Monday, April 18, 2011
The Egyptian filmmaker talks about putting down his camera to join the protesters in Tahrir Square.
"Six years ago, Wael Omar's short documentary film, State of Emergency, presented a firsthand account of the state of fear, systemic police brutality and torture that prevailed during the 2005 Egyptian presidential election. When on January 25, Omar went down to Cairo's Tahrir Square with thousands of Egyptian pro-democracy protesters, he expected to do what had always come naturally to him - make a film. Three days later, however, he put down his camera to fight alongside his people, transitioning from director to citizen journalist.
What is the mood like in Cairo now?

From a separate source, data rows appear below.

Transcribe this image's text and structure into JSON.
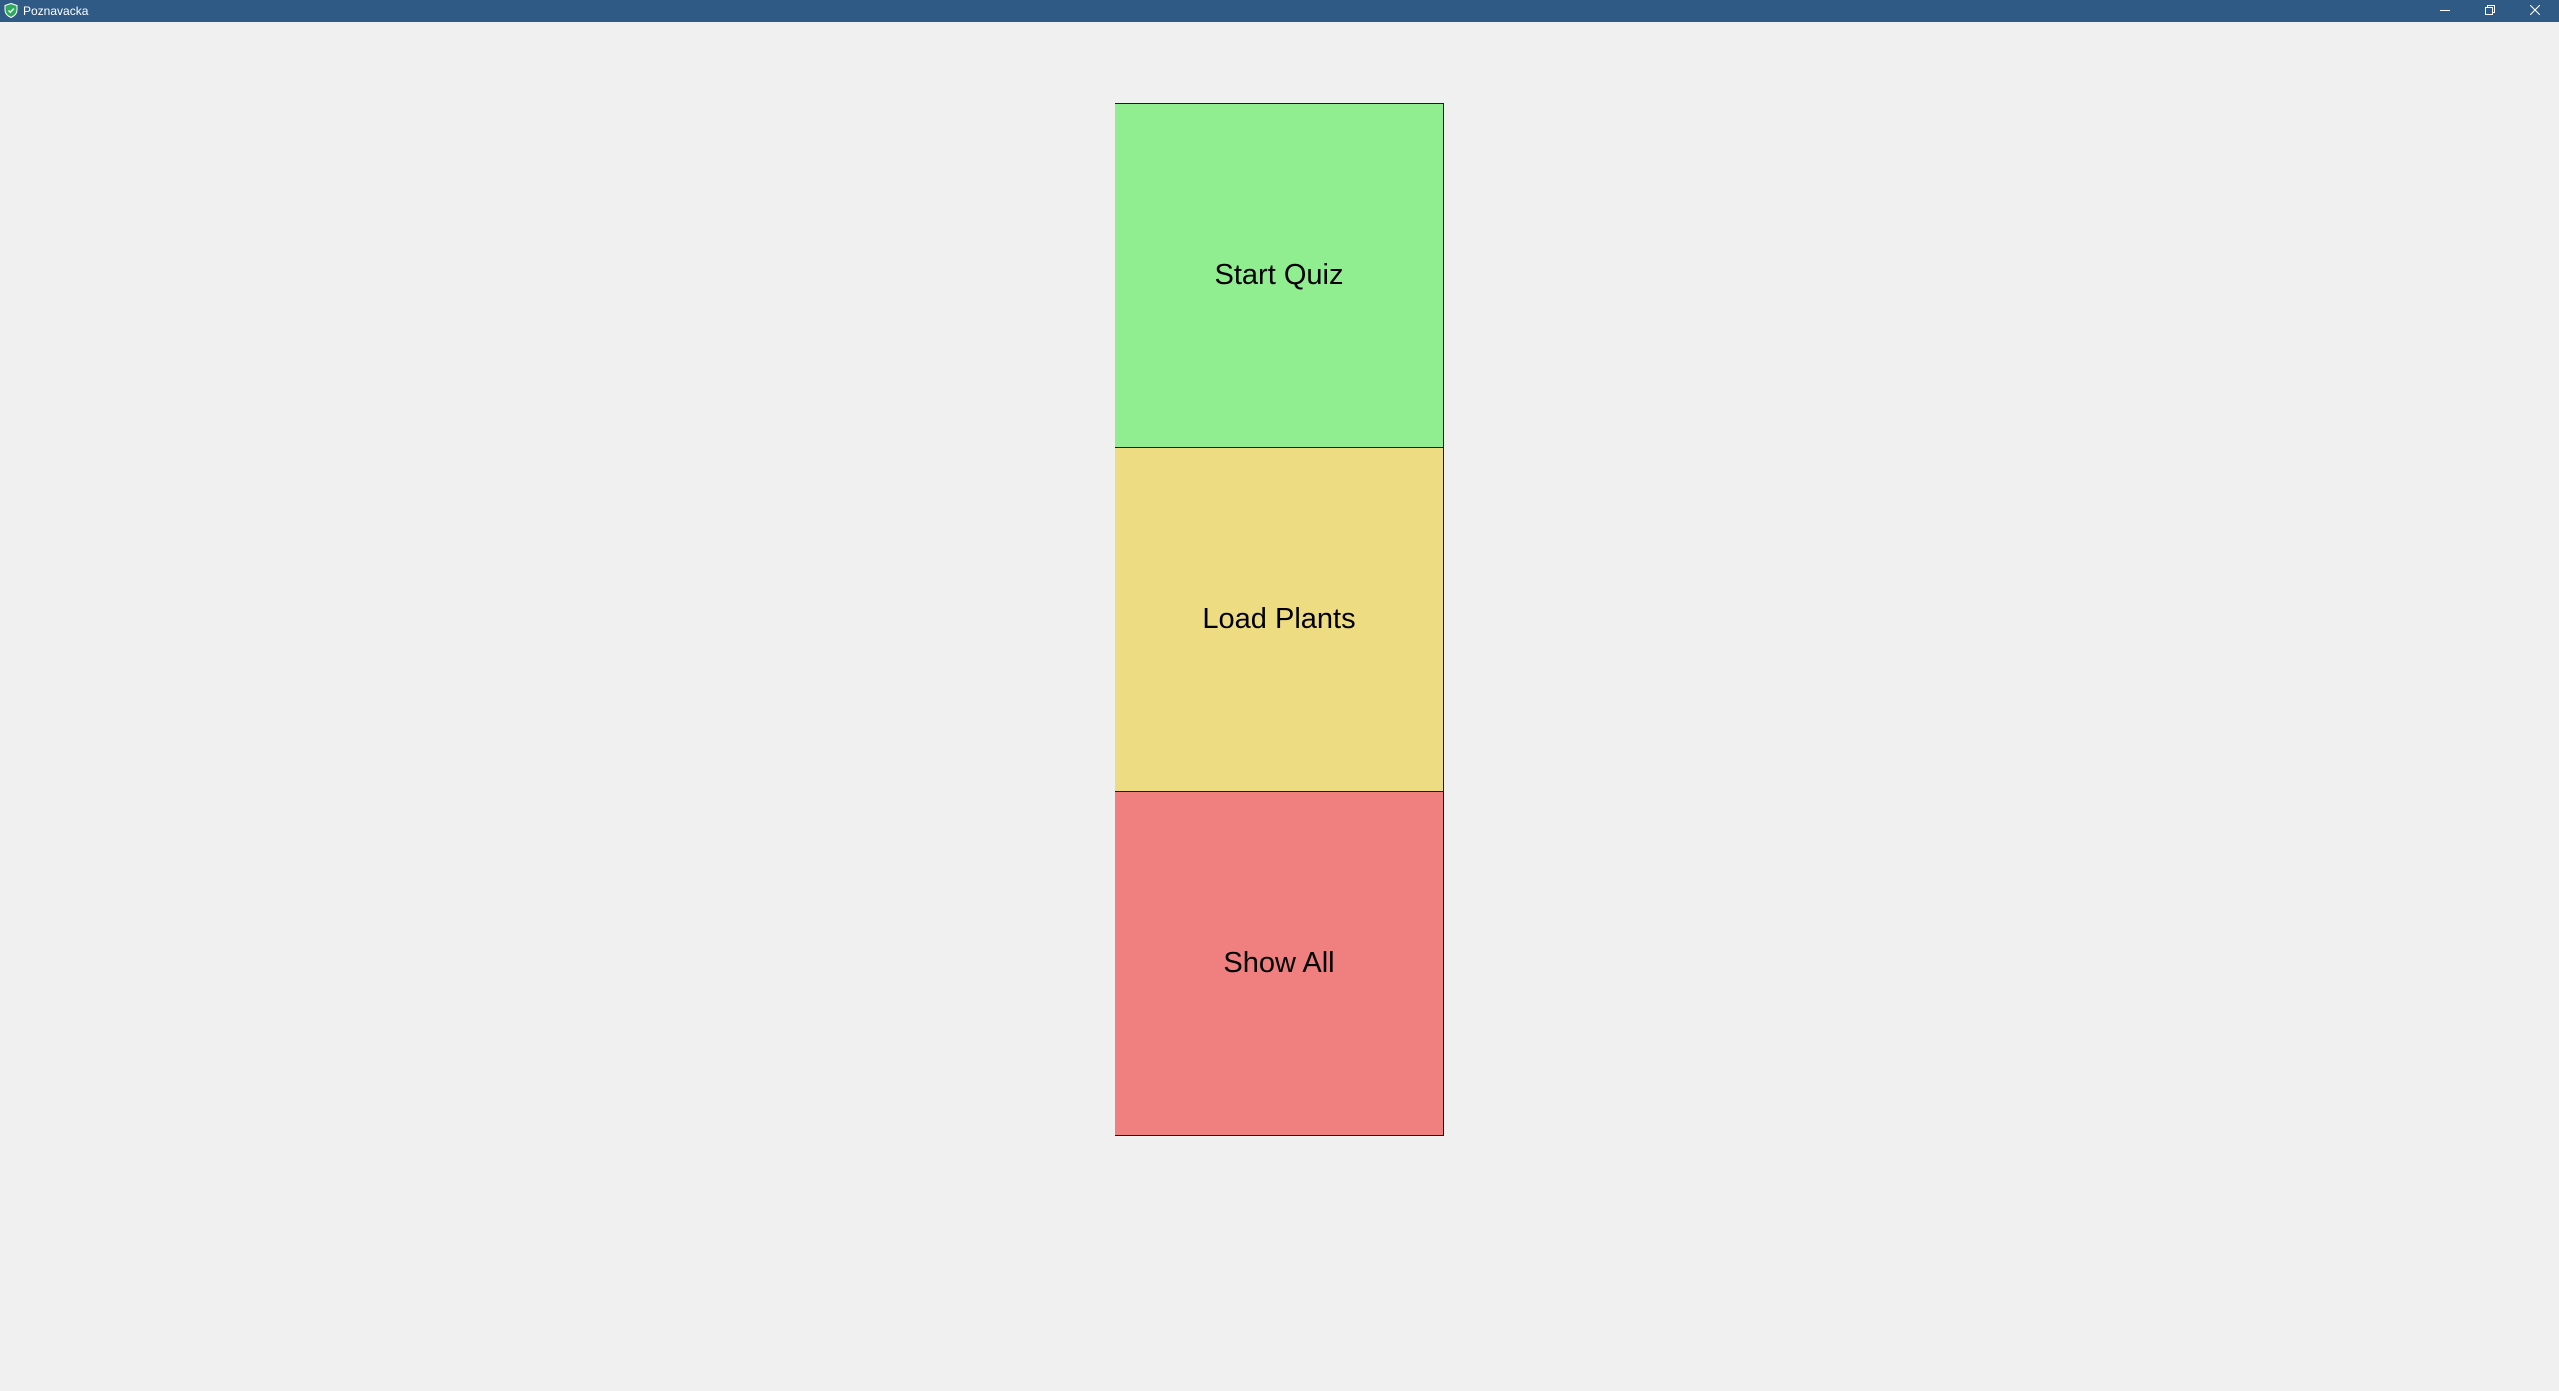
{
  "window": {
    "title": "Poznavacka",
    "titlebar_color": "#2f5a86",
    "app_icon": "shield-icon",
    "controls": {
      "minimize_icon": "minimize-icon",
      "maximize_icon": "restore-icon",
      "close_icon": "close-icon"
    }
  },
  "menu": {
    "start_quiz": {
      "label": "Start Quiz",
      "color": "#90ee90"
    },
    "load_plants": {
      "label": "Load Plants",
      "color": "#eedc82"
    },
    "show_all": {
      "label": "Show All",
      "color": "#f08080"
    }
  }
}
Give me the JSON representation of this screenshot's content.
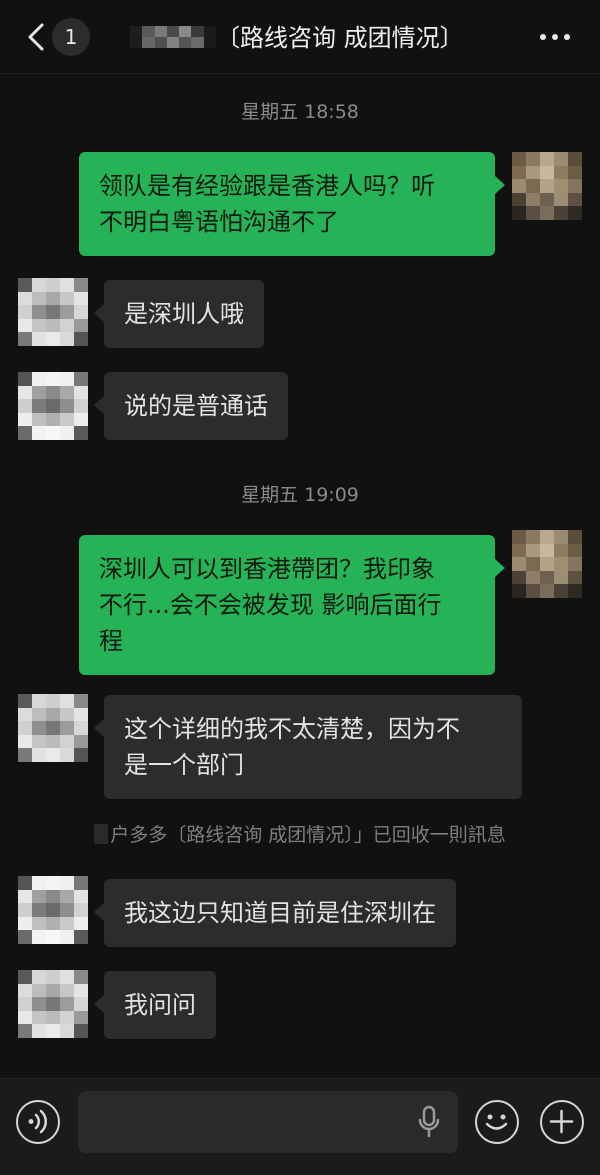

It's crazy, also dynamic, anxious, and full of surprises. There is a fatigue, I won't lie, and a high frustration also. So I guess it depends on what kind of a person you are to either appreciate this or miss the false security of our former dictator. But it's certainly a new Egypt - you can feel it. With all the good and bad, there's something very new and I think it's a positive thing overall. The quicker people understand that, the more they're able to deal with all the changes and transitions they need to make in their lives. We had institutionalised corruption, institutionalised cronyism, institutionalised social injustice, over-stratification, a virtual caste system. So it's more than a political revolution, this is a cultural revolution."